The main purpose of a building inspection is to get an idea of the overall condition of a building structure and surrounding property.
You would think to get a building inspection in the following scenarios:
A pre-purchase building and pest inspection will reveal any issues with the property before you buy, so you won’t be blindsided by expensive defects discovered after you’ve signed on the dotted line.
A pre-sale building and pest inspection will identify and allow you to fix any issues before they deter prospective buyers.
A construction handover inspection ensures your new property or renovation meets the top standards of a licensed builder, this report will identify any defects and/or incomplete finishes, so you can be certain your builder has completed the work properly before you pay the bill and finalise the contract.

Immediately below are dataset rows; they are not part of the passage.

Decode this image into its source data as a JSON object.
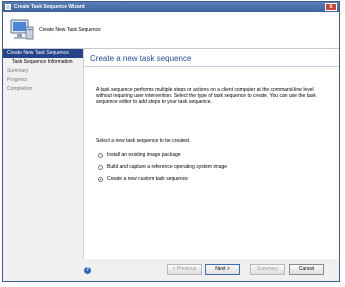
{
  "window": {
    "title": "Create Task Sequence Wizard"
  },
  "header": {
    "title": "Create New Task Sequence"
  },
  "sidebar": {
    "items": [
      {
        "label": "Create New Task Sequence"
      },
      {
        "label": "Task Sequence Information"
      },
      {
        "label": "Summary"
      },
      {
        "label": "Progress"
      },
      {
        "label": "Completion"
      }
    ]
  },
  "main": {
    "title": "Create a new task sequence",
    "description": "A task sequence performs multiple steps or actions on a client computer at the command-line level without requiring user intervention. Select the type of task sequence to create. You can use the task sequence editor to add steps to your task sequence.",
    "prompt": "Select a new task sequence to be created.",
    "options": [
      {
        "label": "Install an existing image package",
        "checked": false
      },
      {
        "label": "Build and capture a reference operating system image",
        "checked": false
      },
      {
        "label": "Create a new custom task sequence",
        "checked": true
      }
    ]
  },
  "buttons": {
    "previous": "< Previous",
    "next": "Next >",
    "summary": "Summary",
    "cancel": "Cancel"
  },
  "help_icon": "?"
}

Now that we’ve established when you might get a building inspection done and why, lets cover what is usually covered in a report!

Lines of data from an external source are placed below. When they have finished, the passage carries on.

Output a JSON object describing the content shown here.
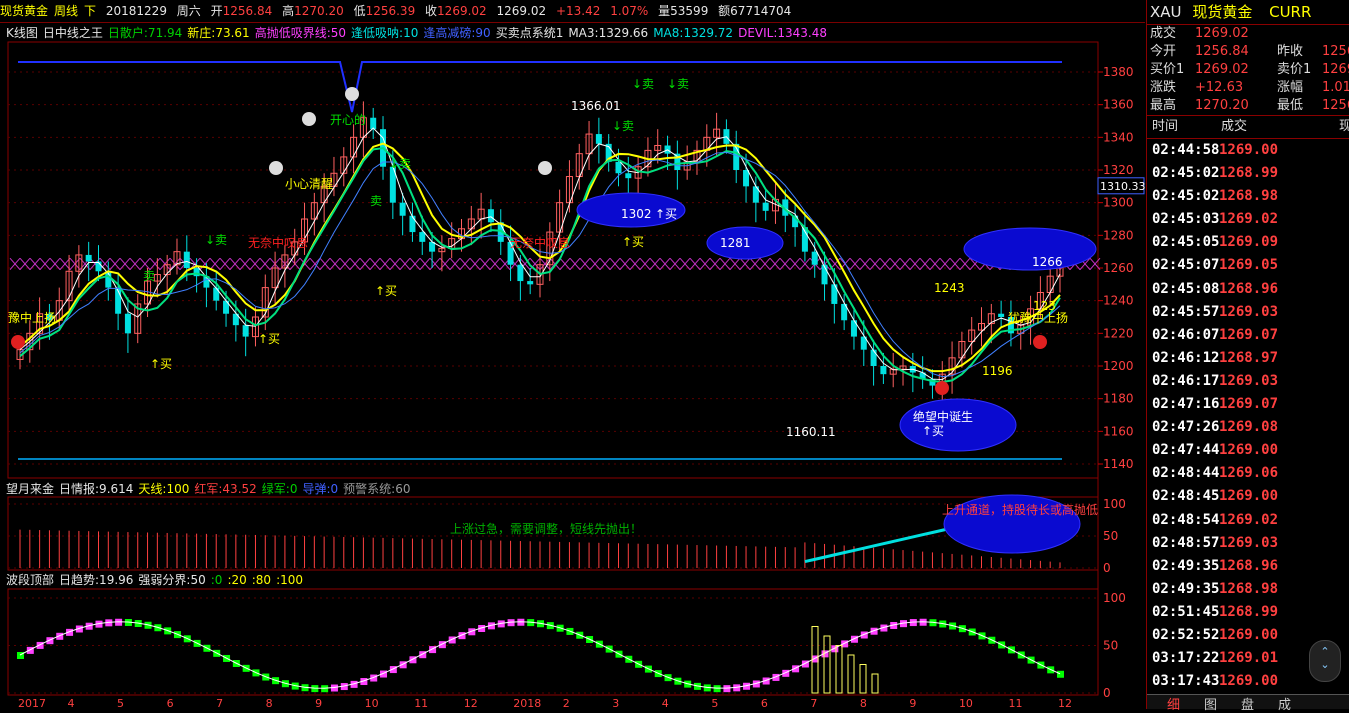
{
  "top_bar": {
    "name": "现货黄金",
    "period": "周线",
    "arrow": "下",
    "date": "20181229",
    "weekday": "周六",
    "open_label": "开",
    "open": "1256.84",
    "high_label": "高",
    "high": "1270.20",
    "low_label": "低",
    "low": "1256.39",
    "close_label": "收",
    "close": "1269.02",
    "price": "1269.02",
    "change": "+13.42",
    "change_pct": "1.07%",
    "volume": "量53599",
    "amount": "额67714704"
  },
  "main_indicator": {
    "name": "K线图",
    "sub": "日中线之王",
    "items": [
      {
        "text": "日散户:71.94",
        "color": "#00d000"
      },
      {
        "text": "新庄:73.61",
        "color": "#ffff00"
      },
      {
        "text": "高抛低吸界线:50",
        "color": "#ff40ff"
      },
      {
        "text": "逢低吸呐:10",
        "color": "#00e0e0"
      },
      {
        "text": "逢高减磅:90",
        "color": "#4060ff"
      },
      {
        "text": "买卖点系统1",
        "color": "#e6e6e6"
      },
      {
        "text": "MA3:1329.66",
        "color": "#e6e6e6"
      },
      {
        "text": "MA8:1329.72",
        "color": "#00e0e0"
      },
      {
        "text": "DEVIL:1343.48",
        "color": "#ff40ff"
      }
    ]
  },
  "price_axis": [
    "1380",
    "1360",
    "1340",
    "1320",
    "1300",
    "1280",
    "1260",
    "1240",
    "1220",
    "1200",
    "1180",
    "1160",
    "1140"
  ],
  "price_tag": "1310.33",
  "annotations": {
    "hi_1366": "1366.01",
    "lo_1160": "1160.11",
    "lvl_1302": "1302",
    "buy": "↑买",
    "sell": "↓卖",
    "buy_text": "买",
    "sell_text": "卖",
    "lvl_1281": "1281",
    "lvl_1266": "1266",
    "lvl_1243": "1243",
    "lvl_1196": "1196",
    "lvl_123": "123",
    "txt_wuhai": "无奈中叹息",
    "txt_xiaoxin": "小心清醒",
    "txt_juewang": "绝望中诞生",
    "txt_chouchang": "犹豫中上扬",
    "txt_shangzhang": "上扬",
    "txt_lefttop": "豫中上扬",
    "txt_leaf": "开心的"
  },
  "mid_indicator": {
    "name": "望月来金",
    "sub": "日情报:9.614",
    "items": [
      {
        "text": "天线:100",
        "color": "#ffff00"
      },
      {
        "text": "红军:43.52",
        "color": "#ff4040"
      },
      {
        "text": "绿军:0",
        "color": "#00d000"
      },
      {
        "text": "导弹:0",
        "color": "#4060ff"
      },
      {
        "text": "预警系统:60",
        "color": "#999999"
      }
    ],
    "axis": [
      "100",
      "50",
      "0"
    ],
    "note1": "上涨过急，需要调整，短线先抛出！",
    "note2": "上升通道，持股待长或高抛低"
  },
  "low_indicator": {
    "name": "波段顶部",
    "sub": "日趋势:19.96",
    "items": [
      {
        "text": "强弱分界:50",
        "color": "#e6e6e6"
      },
      {
        "text": ":0",
        "color": "#00d000"
      },
      {
        "text": ":20",
        "color": "#ffff00"
      },
      {
        "text": ":80",
        "color": "#ffff00"
      },
      {
        "text": ":100",
        "color": "#ffff00"
      }
    ],
    "axis": [
      "100",
      "50",
      "0"
    ]
  },
  "time_axis": [
    "2017",
    "4",
    "5",
    "6",
    "7",
    "8",
    "9",
    "10",
    "11",
    "12",
    "2018",
    "2",
    "3",
    "4",
    "5",
    "6",
    "7",
    "8",
    "9",
    "10",
    "11",
    "12"
  ],
  "right_panel": {
    "symbol": "XAU",
    "name": "现货黄金",
    "curr": "CURR",
    "quotes": [
      {
        "l1": "成交",
        "v1": "1269.02",
        "l2": "",
        "v2": ""
      },
      {
        "l1": "今开",
        "v1": "1256.84",
        "l2": "昨收",
        "v2": "1256"
      },
      {
        "l1": "买价1",
        "v1": "1269.02",
        "l2": "卖价1",
        "v2": "1269"
      },
      {
        "l1": "涨跌",
        "v1": "+12.63",
        "l2": "涨幅",
        "v2": "1.01"
      },
      {
        "l1": "最高",
        "v1": "1270.20",
        "l2": "最低",
        "v2": "1256"
      }
    ],
    "tick_header": {
      "time": "时间",
      "deal": "成交",
      "now": "现"
    },
    "ticks": [
      {
        "t": "02:44:58",
        "p": "1269.00"
      },
      {
        "t": "02:45:02",
        "p": "1268.99"
      },
      {
        "t": "02:45:02",
        "p": "1268.98"
      },
      {
        "t": "02:45:03",
        "p": "1269.02"
      },
      {
        "t": "02:45:05",
        "p": "1269.09"
      },
      {
        "t": "02:45:07",
        "p": "1269.05"
      },
      {
        "t": "02:45:08",
        "p": "1268.96"
      },
      {
        "t": "02:45:57",
        "p": "1269.03"
      },
      {
        "t": "02:46:07",
        "p": "1269.07"
      },
      {
        "t": "02:46:12",
        "p": "1268.97"
      },
      {
        "t": "02:46:17",
        "p": "1269.03"
      },
      {
        "t": "02:47:16",
        "p": "1269.07"
      },
      {
        "t": "02:47:26",
        "p": "1269.08"
      },
      {
        "t": "02:47:44",
        "p": "1269.00"
      },
      {
        "t": "02:48:44",
        "p": "1269.06"
      },
      {
        "t": "02:48:45",
        "p": "1269.00"
      },
      {
        "t": "02:48:54",
        "p": "1269.02"
      },
      {
        "t": "02:48:57",
        "p": "1269.03"
      },
      {
        "t": "02:49:35",
        "p": "1268.96"
      },
      {
        "t": "02:49:35",
        "p": "1268.98"
      },
      {
        "t": "02:51:45",
        "p": "1268.99"
      },
      {
        "t": "02:52:52",
        "p": "1269.00"
      },
      {
        "t": "03:17:22",
        "p": "1269.01"
      },
      {
        "t": "03:17:43",
        "p": "1269.00"
      }
    ],
    "tabs": [
      "细",
      "图",
      "盘",
      "成"
    ]
  },
  "colors": {
    "up": "#ff40ff",
    "down": "#00e0e0",
    "frame": "#8a0000",
    "grid": "#5a0000"
  }
}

A building inspection usually covers obvious major defects to the building included but not limited to, significant and extensive cracking to the building elements, footing or foundation settlement, corrosion and decay issues, water escape from wet areas and any resultant damage.
Site drainage is also commented on, with recommendations or further inspections by a trade specialist. Most drainage improvements can be implemented after the purchase of the property, however, awareness is important for future costings.

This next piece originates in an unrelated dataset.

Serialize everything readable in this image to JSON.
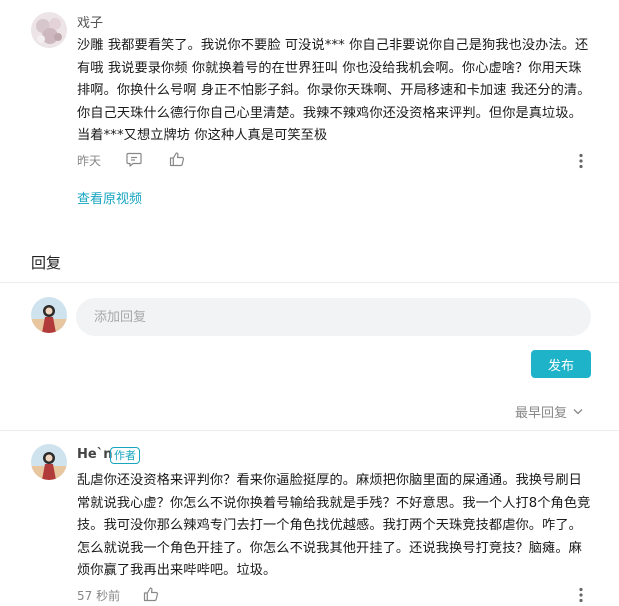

Inspection of the interior covers serviceability of windows and doors, taps and light switches, cracking of wall or ceiling linings, condition of flooring etc. An inspection of the roof cavity with comments on insulation, sarking, ventilation, any significant defects to the roof frame and termite damage.
An inspection of the sub-floor is also done with comments on the condition of the piers, drainage, ventilation, current or previous water escape and termite damage. The roof is also inspected (dependant on access imitations), with comments made on the condition of the tiles/roof sheets, flashings, gutters etc.
Keep in mind, your building report will compare the property to similar designed properties of similar age, where the majority of the minor defects are generally typical, with no repairs or improvements required.
If buying a house it’s crucial that these defects are identified before the exchange of contracts for any price negotiations or pulling out of the purchase altogether. If selling you don’t want to deter genuine buyers particularly if the remediation work could be inexpensive and actually add value to the property.